- WORK TO BE COMPLETED:
Sort through the entries below and pull out lines containing the word "materials".

Saved data entries:
##############################
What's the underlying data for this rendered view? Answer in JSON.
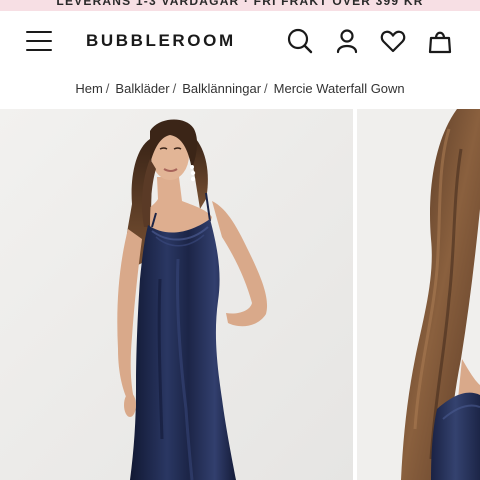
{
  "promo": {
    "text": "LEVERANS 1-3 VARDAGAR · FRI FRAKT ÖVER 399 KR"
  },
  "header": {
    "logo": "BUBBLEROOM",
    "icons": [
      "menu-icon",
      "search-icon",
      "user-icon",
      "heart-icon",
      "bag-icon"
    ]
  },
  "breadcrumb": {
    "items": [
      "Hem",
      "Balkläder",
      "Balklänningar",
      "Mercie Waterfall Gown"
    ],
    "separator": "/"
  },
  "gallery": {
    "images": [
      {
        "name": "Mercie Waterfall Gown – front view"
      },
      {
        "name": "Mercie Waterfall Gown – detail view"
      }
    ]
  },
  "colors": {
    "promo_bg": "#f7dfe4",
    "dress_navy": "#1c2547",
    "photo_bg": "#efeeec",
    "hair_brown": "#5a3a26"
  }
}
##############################
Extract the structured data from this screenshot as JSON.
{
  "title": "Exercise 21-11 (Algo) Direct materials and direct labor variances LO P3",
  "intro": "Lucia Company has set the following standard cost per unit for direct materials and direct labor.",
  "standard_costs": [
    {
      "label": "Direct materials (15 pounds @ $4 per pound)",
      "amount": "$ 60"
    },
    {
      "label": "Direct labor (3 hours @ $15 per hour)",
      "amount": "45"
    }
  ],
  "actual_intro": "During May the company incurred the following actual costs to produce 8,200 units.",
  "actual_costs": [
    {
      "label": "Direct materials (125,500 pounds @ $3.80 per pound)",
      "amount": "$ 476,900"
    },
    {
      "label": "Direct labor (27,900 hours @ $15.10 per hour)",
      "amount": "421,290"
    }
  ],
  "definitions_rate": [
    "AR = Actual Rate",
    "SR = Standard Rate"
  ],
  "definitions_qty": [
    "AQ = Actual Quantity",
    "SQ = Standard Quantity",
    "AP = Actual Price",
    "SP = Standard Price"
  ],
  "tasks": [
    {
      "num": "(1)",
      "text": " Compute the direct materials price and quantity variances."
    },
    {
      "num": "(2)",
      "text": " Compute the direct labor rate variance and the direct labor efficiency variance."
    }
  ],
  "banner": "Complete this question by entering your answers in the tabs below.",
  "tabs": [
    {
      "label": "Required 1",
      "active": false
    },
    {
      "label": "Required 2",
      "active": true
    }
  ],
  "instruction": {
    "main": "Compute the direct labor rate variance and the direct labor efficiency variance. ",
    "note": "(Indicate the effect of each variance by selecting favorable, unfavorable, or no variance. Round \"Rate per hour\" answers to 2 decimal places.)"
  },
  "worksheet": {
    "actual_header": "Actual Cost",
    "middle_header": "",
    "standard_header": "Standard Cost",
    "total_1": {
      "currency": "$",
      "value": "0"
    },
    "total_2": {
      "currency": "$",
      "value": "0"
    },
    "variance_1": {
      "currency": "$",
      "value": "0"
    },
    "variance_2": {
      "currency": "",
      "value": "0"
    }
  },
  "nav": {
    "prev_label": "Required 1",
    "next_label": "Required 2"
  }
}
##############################
- TASK RESULT:
  "title": "Exercise 21-11 (Algo) Direct materials and direct labor variances LO P3",
  "intro": "Lucia Company has set the following standard cost per unit for direct materials and direct labor.",
      "label": "Direct materials (15 pounds @ $4 per pound)",
      "label": "Direct materials (125,500 pounds @ $3.80 per pound)",
      "text": " Compute the direct materials price and quantity variances."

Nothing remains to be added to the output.